Start surrounded by trees and end with your toes in the sand as you ride the length of the historic Ocean Parkway Greenway, which in 1894 became the country’s first bike path ever. With most of the path in the shade and a relatively flat ride, you’ll have an easy-breezy time cruising through neighborhoods like Kensington and Midwood as you make your way down to the beach. The whole thing should take you no more than an hour each way.
For something a little more rugged and off the beaten path, you can take your bike up to Manhattan’s northern tip and explore Highbridge Park’s dirt jump park, skills loop, and freeride trail, all of which feature drops and steep inclines for those looking for a real challenge. The speedway trail offers less bumps for beginner riders. You can check out the Highbridge trail map here.
If you’re looking to bike at a leisurely pace in the company of thousands, you’ll feel right at home along the Hudson River Greenway, which stretches from Battery Park and runs through Chelsea, Hell’s Kitchen, and into Riverside Park. As a cyclist on the busiest bikeway in America, you’ll definitely deal with some congestion, especially near Chelsea Piers and the Intrepid Sea, Air & Space Museum, but it’s worth it to take in views of the city to the right and New Jersey’s skyline and the Hudson River to the left.
Although Central Park offers three different bike paths, we’re all about the park’s longest route, which rides along the interior perimeter. For a longer and more challenging ride, cyclists can simply add laps and take in the pretty views of the Park’s sprawling 843 acres of greenery, water, statues, and more. You can check out Central Park’s biking map here.

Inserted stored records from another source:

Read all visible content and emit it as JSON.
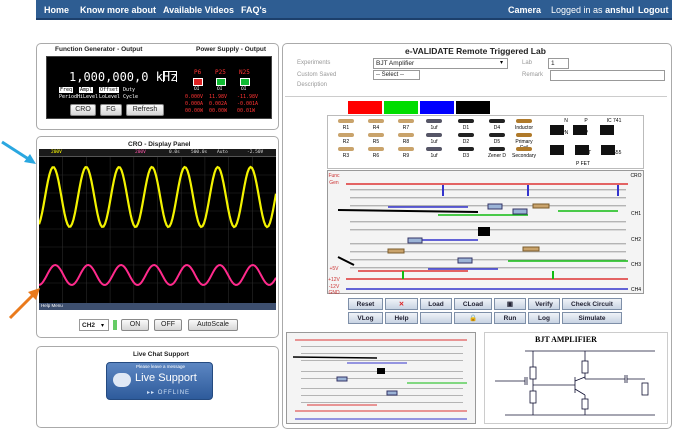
{
  "nav": {
    "home": "Home",
    "know_more": "Know more about",
    "videos": "Available Videos",
    "faq": "FAQ's",
    "camera": "Camera",
    "logged_in_prefix": "Logged in as",
    "username": "anshul",
    "logout": "Logout"
  },
  "function_generator": {
    "title": "Function Generator - Output",
    "frequency": "1,000,000,0 kHz",
    "modes": [
      "Freq",
      "Ampl",
      "Offset",
      "Duty"
    ],
    "mode_sublabels": [
      "Period",
      "HiLevel",
      "LoLevel",
      "Cycle"
    ],
    "buttons": {
      "cro": "CRO",
      "fg": "FG",
      "refresh": "Refresh"
    }
  },
  "power_supply": {
    "title": "Power Supply - Output",
    "channels": [
      {
        "name": "P6",
        "sub": "OI",
        "v": "0.000V",
        "a": "0.000A",
        "w": "00.00W"
      },
      {
        "name": "P25",
        "sub": "OI",
        "v": "11.98V",
        "a": "0.002A",
        "w": "00.00W"
      },
      {
        "name": "N25",
        "sub": "OI",
        "v": "-11.98V",
        "a": "-0.001A",
        "w": "00.01W"
      }
    ]
  },
  "cro": {
    "title": "CRO - Display Panel",
    "status": [
      "200V",
      "200V",
      "0.0s",
      "500.0s",
      "Auto",
      "-2.50V"
    ],
    "footer": "Help Menu",
    "channel": "CH2",
    "buttons": {
      "on": "ON",
      "off": "OFF",
      "autoscale": "AutoScale"
    },
    "trace1_color": "#f3f300",
    "trace2_color": "#ff2a8c"
  },
  "chat": {
    "title": "Live Chat Support",
    "banner_top": "Please leave a message",
    "banner_main": "Live Support",
    "banner_status": "OFFLINE"
  },
  "lab": {
    "title": "e-VALIDATE Remote Triggered Lab",
    "experiments_label": "Experiments",
    "experiment_value": "BJT Amplifier",
    "lab_label": "Lab",
    "lab_value": "1",
    "custom_saved_label": "Custom Saved",
    "description_label": "Description",
    "select_value": "-- Select --",
    "remark_label": "Remark",
    "swatches": [
      "#ff0000",
      "#00dd00",
      "#0000ff",
      "#000000"
    ],
    "components_row1": [
      "R1",
      "R4",
      "R7",
      "1uf",
      "D1",
      "D4",
      "Inductor"
    ],
    "components_row2": [
      "R2",
      "R5",
      "R8",
      "1uf",
      "D2",
      "D5",
      "Primary Coil"
    ],
    "components_row3": [
      "R3",
      "R6",
      "R9",
      "1uf",
      "D3",
      "Zener D",
      "Secondary"
    ],
    "ic_labels": [
      "N",
      "NPN",
      "P",
      "PNP",
      "IC 741",
      "N FET",
      "P FET",
      "IC 555"
    ],
    "board_labels_left": [
      "Func",
      "Gen",
      "+5V",
      "+12V",
      "-12V",
      "GND"
    ],
    "board_labels_right": [
      "CRO",
      "CH1",
      "CH2",
      "CH3",
      "CH4"
    ],
    "buttons_row1": [
      "Reset",
      "✕",
      "Load",
      "CLoad",
      "▣",
      "Verify",
      "Check Circuit"
    ],
    "buttons_row2": [
      "VLog",
      "Help",
      "",
      "🔒",
      "Run",
      "Log",
      "Simulate"
    ],
    "schematic_title": "BJT AMPLIFIER"
  }
}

In the event you’ve never been to Roosevelt Island, biking your way around the entire thing is a great excuse to go and explore the place nearly 12,000 New Yorkers call home. The sights you’ll see include the spooky Smallpox Hospital, which dates back to the 1850s, views of the city from Franklin D. Roosevelt Four Freedoms Park, and Blackwell Island Lighthouse, which was built in 1872.
Here’s a fun way to spend your Saturday or Sunday: bike to the beach! Hop on the ferry to Staten Island, and bike along the coast, riding underneath the Verrazano-Narrows Bridge, through Fort Wadsworth, through South Beach, and eventually to Midland Beach. It’s roughly 6.5 miles each way, but you can take a break halfway to take a dip in the ocean and grab a slice or four from Big Boys Pizzeria. You’ll earn it!
Another biking adventure that calls for a ferry trip is Governors Island, and you can climb aboard from Lower Manhattan or Brooklyn Bridge Park. You can bring your own bike or rent one when you arrive, set out on the island’s easy 2.5-mile path, and see mansions, barracks, and views of the New York Harbor. Because there are no cars allowed on the island, you can count on some of the safest biking you’ll find in the entire city.
Starting in Greenpoint and ending in Red Hook (or vice versa), bike along the edge of Brooklyn and check out some of the best views in the entire city—and world. Bike racks all along Brooklyn Bridge Park make it easy to stop and take pictures with the ultimate backdrop: the Manhattan skyline. Plus, vendors selling all kinds of treats are always there to help you refuel and keep on grinding out the miles.